You can make low lunge a little more challenging by progressing to crescent pose. From a low lunge position, lift up onto the toes of the back foot. Continue to lean forward to get the stretch across your hips as you reach your arms up and back, arching the spine.
This is a little challenging, so you may need to work up to it or use some modifications. Camel pose gives you a good stretch across the hip flexors, quads, and abdomen while also opening up the chest and the front of the shoulders. Bow pose provides a similar stretch and challenge.
Start in a kneeling position with your knees about hip-width apart. Press the tops of your feet and shins into the mat. Place your hands on your hips and lift your chest. Rotate your elbows toward each other. Release your hands and reach them back toward your feet. Rest your hands on your heels and continue to lift and open your chest and shoulders. Your spine should be curved backwards. Allow your head to follow as you look up.
To modify this as you work up to full camel pose, place blocks by your feet. You can hold on to these instead of your heels for a less intense stretch.
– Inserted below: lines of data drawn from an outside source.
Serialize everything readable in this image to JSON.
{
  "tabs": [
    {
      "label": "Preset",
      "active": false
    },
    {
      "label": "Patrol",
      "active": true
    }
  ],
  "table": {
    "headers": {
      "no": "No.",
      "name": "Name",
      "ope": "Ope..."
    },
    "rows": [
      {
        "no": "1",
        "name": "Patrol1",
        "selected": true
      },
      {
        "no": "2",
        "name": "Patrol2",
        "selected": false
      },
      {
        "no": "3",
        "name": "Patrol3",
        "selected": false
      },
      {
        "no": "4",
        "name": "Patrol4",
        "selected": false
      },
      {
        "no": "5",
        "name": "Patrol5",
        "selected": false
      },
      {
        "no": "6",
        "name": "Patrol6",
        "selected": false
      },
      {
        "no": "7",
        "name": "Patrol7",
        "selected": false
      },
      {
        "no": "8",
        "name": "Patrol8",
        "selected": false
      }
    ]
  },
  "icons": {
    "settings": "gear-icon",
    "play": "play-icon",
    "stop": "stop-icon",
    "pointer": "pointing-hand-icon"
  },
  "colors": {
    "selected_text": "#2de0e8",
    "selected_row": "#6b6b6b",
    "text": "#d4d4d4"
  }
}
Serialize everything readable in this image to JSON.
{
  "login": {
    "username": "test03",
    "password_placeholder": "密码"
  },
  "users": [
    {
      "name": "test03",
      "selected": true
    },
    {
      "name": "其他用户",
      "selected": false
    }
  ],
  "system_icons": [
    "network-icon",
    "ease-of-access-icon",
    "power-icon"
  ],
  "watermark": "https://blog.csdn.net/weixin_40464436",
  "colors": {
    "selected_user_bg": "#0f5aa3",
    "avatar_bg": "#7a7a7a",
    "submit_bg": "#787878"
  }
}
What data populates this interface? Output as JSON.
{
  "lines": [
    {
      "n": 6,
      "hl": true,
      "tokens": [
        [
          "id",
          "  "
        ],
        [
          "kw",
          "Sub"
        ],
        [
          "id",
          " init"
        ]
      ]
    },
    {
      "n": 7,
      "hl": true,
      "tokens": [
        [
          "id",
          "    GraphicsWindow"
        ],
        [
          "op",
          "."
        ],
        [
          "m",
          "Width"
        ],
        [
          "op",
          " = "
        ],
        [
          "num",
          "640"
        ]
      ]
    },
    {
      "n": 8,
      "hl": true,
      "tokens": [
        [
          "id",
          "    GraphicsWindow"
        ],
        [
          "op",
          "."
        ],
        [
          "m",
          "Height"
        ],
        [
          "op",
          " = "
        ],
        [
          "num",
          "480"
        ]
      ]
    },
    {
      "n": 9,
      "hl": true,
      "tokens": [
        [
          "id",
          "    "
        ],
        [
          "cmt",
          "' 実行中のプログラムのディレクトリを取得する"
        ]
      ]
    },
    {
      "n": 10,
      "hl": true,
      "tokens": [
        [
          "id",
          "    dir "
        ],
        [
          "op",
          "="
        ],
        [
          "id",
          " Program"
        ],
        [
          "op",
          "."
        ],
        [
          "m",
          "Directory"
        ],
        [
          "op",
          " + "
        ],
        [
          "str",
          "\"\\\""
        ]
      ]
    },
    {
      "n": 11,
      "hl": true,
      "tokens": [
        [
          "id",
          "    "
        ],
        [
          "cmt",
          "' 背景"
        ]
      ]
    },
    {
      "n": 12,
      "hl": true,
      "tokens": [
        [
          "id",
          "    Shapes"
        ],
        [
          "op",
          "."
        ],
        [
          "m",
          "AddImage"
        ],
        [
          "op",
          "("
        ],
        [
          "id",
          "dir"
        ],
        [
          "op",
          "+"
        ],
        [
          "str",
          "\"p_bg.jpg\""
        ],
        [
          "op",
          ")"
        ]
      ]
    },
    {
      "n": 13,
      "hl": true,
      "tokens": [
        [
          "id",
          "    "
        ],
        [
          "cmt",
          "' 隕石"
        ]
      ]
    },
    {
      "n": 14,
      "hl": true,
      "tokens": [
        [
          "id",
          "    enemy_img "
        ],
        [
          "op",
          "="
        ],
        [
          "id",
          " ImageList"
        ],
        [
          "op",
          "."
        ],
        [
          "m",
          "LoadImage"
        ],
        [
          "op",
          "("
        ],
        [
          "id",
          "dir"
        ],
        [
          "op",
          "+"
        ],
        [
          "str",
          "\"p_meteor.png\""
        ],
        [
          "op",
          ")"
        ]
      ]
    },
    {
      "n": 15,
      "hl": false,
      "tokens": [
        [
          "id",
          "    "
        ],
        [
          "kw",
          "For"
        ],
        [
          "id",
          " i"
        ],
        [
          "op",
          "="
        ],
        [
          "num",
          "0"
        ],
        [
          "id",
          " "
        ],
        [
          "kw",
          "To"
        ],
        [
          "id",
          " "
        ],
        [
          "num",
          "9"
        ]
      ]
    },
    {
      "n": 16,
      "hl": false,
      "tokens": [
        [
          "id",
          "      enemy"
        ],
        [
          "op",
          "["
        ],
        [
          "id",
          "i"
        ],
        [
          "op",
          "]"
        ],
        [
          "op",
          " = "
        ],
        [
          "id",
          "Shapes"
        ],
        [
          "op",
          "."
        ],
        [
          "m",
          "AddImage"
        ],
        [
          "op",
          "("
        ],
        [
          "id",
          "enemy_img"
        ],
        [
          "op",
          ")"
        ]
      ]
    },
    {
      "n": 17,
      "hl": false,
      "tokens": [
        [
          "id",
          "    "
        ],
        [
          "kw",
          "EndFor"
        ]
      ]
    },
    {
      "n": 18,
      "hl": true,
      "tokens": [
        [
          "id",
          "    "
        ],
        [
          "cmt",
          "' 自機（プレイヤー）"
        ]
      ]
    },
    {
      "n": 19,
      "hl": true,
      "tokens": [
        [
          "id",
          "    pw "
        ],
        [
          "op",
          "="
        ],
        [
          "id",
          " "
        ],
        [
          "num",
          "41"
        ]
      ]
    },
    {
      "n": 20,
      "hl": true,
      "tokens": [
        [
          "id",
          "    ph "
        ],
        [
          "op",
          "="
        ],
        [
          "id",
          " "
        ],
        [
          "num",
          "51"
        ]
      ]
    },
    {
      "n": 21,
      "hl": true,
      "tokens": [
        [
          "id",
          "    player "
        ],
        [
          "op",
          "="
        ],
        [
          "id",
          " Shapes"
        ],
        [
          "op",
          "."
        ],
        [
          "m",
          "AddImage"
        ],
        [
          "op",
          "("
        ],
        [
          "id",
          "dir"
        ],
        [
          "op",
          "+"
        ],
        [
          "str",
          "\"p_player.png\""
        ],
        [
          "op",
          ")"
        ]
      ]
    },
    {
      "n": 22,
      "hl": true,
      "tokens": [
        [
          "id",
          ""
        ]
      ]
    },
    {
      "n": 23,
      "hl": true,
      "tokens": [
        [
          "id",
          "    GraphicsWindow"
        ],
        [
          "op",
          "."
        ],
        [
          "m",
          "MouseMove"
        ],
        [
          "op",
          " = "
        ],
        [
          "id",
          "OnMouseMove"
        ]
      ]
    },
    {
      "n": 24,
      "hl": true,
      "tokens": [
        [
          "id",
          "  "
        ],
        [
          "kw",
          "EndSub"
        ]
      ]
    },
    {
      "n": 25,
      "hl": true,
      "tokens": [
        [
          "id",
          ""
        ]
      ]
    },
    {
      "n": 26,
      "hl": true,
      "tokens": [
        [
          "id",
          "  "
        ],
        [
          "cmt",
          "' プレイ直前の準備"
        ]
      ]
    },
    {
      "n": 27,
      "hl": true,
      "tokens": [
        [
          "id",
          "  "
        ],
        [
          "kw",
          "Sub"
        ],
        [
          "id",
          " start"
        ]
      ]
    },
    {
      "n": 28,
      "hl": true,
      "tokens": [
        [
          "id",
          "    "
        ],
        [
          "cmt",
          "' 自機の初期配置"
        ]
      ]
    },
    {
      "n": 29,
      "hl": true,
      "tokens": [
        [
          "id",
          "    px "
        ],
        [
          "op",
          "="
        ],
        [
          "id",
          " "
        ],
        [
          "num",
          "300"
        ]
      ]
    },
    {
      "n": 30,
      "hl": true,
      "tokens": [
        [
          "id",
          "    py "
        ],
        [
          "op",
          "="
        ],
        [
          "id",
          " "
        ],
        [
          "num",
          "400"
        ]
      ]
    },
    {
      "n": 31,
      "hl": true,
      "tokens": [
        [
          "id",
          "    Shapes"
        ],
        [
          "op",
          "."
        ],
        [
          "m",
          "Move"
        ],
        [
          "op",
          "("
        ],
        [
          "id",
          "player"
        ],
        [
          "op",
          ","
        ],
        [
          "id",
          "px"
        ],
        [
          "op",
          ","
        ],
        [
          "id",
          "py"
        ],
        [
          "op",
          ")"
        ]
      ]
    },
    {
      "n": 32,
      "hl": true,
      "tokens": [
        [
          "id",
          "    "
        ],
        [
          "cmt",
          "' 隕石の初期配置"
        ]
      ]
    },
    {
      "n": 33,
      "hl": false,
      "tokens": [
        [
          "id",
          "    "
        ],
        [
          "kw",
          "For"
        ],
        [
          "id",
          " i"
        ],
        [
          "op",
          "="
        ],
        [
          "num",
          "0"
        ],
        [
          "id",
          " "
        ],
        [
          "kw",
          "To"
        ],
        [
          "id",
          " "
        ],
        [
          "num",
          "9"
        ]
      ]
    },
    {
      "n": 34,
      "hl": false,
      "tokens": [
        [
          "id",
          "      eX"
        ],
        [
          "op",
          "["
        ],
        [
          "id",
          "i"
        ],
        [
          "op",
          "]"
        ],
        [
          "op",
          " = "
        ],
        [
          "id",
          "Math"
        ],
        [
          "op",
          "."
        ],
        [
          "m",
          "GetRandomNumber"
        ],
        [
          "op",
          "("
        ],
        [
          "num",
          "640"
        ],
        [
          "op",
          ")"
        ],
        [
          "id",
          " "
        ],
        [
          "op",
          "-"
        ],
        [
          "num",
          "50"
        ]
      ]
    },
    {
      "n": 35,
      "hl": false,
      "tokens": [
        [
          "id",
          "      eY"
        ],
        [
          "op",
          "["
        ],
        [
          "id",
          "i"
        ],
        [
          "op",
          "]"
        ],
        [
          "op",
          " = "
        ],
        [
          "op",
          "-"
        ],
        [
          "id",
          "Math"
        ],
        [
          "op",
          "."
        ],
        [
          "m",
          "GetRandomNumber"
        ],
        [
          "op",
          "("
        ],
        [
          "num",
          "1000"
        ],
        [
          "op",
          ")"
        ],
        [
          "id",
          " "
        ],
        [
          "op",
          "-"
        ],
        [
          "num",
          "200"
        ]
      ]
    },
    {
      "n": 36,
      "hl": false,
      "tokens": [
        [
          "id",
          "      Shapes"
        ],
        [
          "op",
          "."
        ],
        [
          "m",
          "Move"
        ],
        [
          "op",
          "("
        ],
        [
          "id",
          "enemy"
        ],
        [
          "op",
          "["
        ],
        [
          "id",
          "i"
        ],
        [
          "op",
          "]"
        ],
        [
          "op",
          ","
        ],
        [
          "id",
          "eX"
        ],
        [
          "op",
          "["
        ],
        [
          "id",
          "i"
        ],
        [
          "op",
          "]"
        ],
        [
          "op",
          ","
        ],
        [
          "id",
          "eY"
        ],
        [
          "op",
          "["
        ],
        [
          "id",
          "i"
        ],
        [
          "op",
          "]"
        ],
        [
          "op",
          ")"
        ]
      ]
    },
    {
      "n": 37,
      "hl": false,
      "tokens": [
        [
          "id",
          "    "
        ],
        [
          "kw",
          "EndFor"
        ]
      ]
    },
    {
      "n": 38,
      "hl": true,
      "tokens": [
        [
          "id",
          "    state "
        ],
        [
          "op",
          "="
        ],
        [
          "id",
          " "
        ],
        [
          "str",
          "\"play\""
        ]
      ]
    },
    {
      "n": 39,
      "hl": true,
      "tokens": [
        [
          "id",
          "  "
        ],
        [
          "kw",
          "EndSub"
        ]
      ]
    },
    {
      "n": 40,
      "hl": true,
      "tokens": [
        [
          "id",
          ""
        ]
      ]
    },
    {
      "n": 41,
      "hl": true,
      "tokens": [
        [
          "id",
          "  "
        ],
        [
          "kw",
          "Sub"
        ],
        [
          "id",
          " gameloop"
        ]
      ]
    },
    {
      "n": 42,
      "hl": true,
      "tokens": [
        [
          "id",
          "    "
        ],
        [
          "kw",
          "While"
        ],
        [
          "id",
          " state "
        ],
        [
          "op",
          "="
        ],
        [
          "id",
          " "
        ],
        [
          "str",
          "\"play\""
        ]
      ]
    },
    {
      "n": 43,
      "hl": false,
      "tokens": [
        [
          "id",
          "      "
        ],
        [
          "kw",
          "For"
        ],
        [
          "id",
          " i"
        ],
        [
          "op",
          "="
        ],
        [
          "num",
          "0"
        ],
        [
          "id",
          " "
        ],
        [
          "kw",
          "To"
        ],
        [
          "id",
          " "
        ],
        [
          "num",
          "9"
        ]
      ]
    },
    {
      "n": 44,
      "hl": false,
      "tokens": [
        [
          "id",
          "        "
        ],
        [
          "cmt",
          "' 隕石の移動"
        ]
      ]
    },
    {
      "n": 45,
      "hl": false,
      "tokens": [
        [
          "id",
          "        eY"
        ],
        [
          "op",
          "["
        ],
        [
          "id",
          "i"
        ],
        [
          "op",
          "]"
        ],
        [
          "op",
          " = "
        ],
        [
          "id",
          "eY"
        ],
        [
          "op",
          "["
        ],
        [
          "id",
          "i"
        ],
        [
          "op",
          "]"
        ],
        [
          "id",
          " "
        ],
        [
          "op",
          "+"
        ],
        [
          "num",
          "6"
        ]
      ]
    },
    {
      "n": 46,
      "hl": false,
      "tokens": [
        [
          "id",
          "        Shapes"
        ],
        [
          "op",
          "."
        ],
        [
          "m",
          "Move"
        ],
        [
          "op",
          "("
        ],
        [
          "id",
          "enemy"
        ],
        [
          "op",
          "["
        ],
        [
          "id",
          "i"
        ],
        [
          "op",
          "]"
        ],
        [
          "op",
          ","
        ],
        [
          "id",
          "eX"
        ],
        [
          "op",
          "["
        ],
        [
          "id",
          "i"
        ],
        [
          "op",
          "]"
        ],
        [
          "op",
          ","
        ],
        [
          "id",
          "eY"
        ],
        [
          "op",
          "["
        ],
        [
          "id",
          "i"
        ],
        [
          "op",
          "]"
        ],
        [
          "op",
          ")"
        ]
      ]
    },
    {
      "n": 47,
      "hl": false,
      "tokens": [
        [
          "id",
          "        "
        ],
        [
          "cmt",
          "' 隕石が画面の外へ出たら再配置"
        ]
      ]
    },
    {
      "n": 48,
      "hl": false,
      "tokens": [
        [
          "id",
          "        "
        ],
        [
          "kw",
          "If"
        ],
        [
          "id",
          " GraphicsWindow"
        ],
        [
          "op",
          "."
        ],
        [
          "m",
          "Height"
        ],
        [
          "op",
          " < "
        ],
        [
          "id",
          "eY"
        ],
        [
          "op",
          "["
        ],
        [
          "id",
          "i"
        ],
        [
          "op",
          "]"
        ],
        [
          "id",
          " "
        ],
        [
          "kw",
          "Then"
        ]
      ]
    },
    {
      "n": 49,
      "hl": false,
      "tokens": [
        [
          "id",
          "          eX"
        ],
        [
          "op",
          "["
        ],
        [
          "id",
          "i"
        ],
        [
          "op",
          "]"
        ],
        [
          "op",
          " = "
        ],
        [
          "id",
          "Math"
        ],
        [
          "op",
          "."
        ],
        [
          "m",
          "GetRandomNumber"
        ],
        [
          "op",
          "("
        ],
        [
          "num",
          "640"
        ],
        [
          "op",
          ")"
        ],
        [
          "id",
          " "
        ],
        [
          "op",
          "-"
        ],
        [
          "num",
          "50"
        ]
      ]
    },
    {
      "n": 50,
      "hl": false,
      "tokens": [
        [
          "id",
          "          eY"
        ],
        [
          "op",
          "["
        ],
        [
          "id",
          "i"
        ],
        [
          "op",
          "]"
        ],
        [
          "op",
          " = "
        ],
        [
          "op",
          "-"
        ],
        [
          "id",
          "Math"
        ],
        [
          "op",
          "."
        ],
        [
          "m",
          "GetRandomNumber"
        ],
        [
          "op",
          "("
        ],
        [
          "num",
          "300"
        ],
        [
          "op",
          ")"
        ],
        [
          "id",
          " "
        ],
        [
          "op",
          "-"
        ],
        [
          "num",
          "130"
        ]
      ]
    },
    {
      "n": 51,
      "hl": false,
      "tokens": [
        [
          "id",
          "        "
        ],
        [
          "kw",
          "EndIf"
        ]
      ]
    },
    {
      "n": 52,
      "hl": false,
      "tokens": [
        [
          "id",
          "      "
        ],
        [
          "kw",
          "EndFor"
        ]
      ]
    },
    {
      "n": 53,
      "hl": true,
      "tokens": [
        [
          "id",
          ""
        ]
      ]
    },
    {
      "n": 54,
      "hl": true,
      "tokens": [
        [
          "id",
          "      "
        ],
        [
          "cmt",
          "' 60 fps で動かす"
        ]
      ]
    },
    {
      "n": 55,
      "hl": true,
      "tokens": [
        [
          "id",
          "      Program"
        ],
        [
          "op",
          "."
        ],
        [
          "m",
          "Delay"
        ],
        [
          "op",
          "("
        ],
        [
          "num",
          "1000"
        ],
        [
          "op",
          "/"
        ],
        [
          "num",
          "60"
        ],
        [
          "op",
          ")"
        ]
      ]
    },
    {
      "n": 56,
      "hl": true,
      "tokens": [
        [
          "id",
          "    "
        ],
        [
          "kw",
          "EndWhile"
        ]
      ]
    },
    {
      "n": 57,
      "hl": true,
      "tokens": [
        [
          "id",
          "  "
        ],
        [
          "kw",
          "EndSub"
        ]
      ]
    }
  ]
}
More advanced yoga practitioners can get a good hip flexor stretch from dancer’s pose (natarajasana). Start in mountain pose, standing evenly on both feet. Gently bend the left knee and lift the left foot toward the left buttock.
Hold onto the outside of your left foot with your left hand, while the right foot remains straight and strong. Lift your right arm forward and up, in line with your ear. Repeat on the other side.
This pose provides a good stretch for the hip flexors while also building balance and strength in the legs, glutes, and core.
This is a nice, relaxing stretch to end with when working on hips. Lie on your back and pull your knees toward your chest. Hold on to the outside of each foot with the respective hand. Let your feet and knees fall out to either side of the body. Don’t force the stretch. Just let gravity do the work.
Learn More: 11 Best Restorative Yoga Poses and Why They Work
A regular yoga practice is good for the body and mind. Incorporate it into your routine to enjoy looser hips, overall greater flexibility, improved strength, and healthy stress relief.
Check out the ISSA Yoga & Wellness Academy’s Yoga Alliance approved 200-Hour Yoga Teacher Training course if you are interested in taking your practice to the next level or if you are thinking of becoming an instructor. It’s great for both personal and professional development. Upon completion, you’re eligible to become a 200-hour RYT and begin teaching!